That’s why the US came up with the so-called Brady bonds, which basically meant the securitization of debts, making them ‘safe’ while putting them into the market, making them able to be sold, so as to not have debts concentrated again in one sensitive spot like banks. But then this got out of control: all kinds of debts were being put on the market, and people got into more debt than their initial product or income was worth. Debts being resold and remarketed presupposes trust among all these different layers of sellers and buyers, which becomes like a house of cards – when trust is broken somewhere along the line, and these products cannot be sold any longer, the whole system collapses. Which is what we’re now looking at, in staggering numbers. Financial institutions globally, as a result of this collapse of credit, will have total losses of at least 400 billion dollars. Luckily, that’s not the worst-case scenario. We can thank sovereign wealth funds, that is, states, for putting more than 60 billion dollars into defaulting financial institutions such as Citibank in 2007 alone. Basically, reselling debts was not a good idea.

Last question. What’s the biggest issue that students of IR or IPE miss out on?

The big issue that is missed is the question of systemic transformation. There are enormous transformations going on, with the emergence of the so-called BRICs (Brazil, Russia, India, China) and with some reversal of the process of ‘globalization’ that reached its height in the late ‘90s. American IPE misses out on these changes completely and does not address the normative and distributive consequences of these transformations.

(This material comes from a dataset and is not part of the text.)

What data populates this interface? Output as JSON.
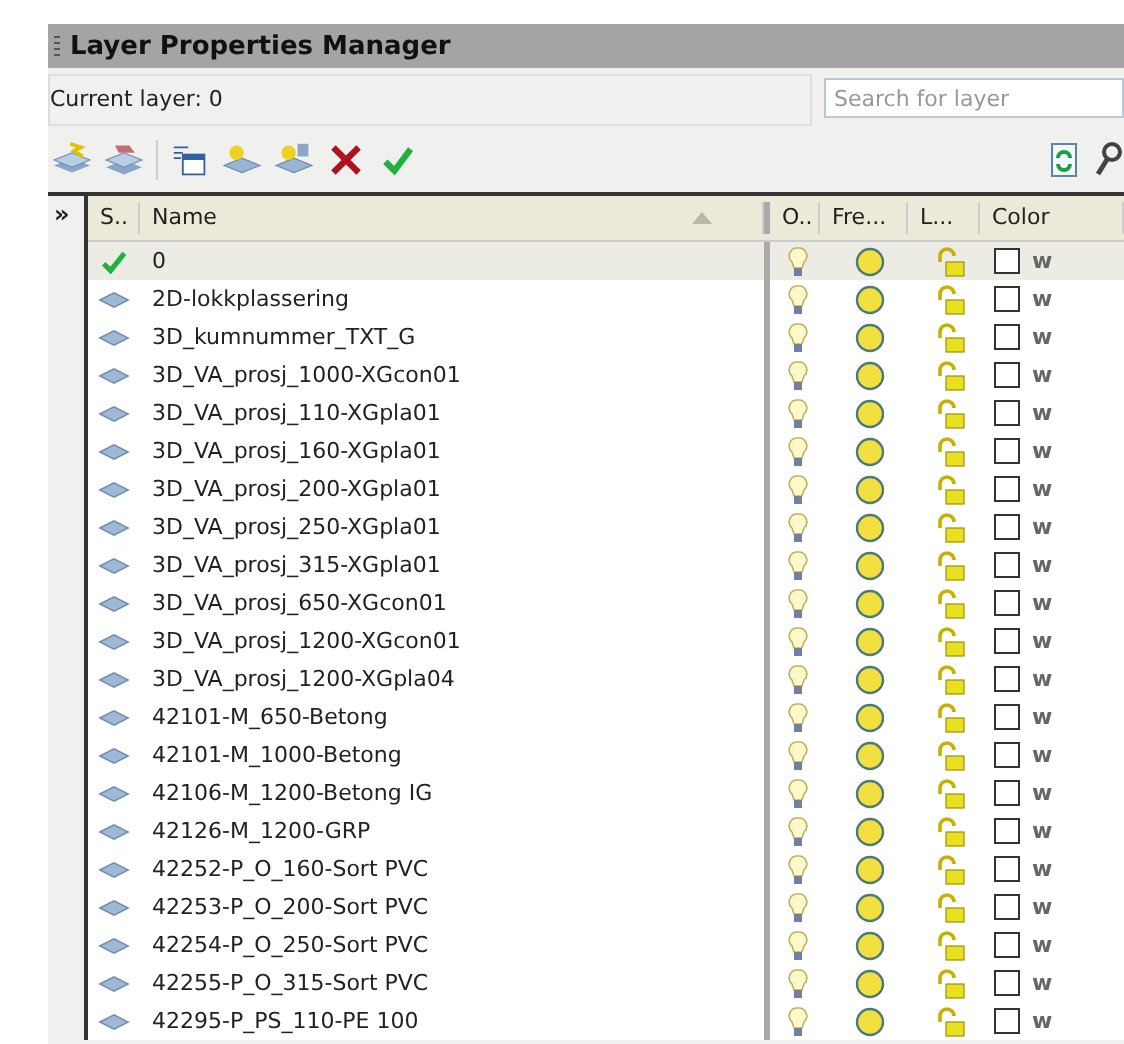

Benjamin Jerry Cohen is Professor of International Political Economy at the University of California, Santa Barbara since 1991. He previously taught at Princeton University and at the Fletcher School of Law and Diplomacy, Tufts University. His research interests mainly involve issues of international monetary and financial relations, and he has written about matters ranging from exchange rates and monetary integration to financial markets and international debt. His newest book, International Political Economy: An Intellectual History, was published in February 2008 by Princeton University Press.


Related links
  • Read the introduction from Cohen’s International political economy : an intellectual history (2008) here (pdf)
  • Read Cohen’s article The international monetary system : diffusion and ambiguity (International Affairs, 2008) here (pdf)
  • Read Cohen’s Dollarization, Rest in Peace (International Journal of Political Economy, 2003) here (pdf)

Print version of this Talk (pdf)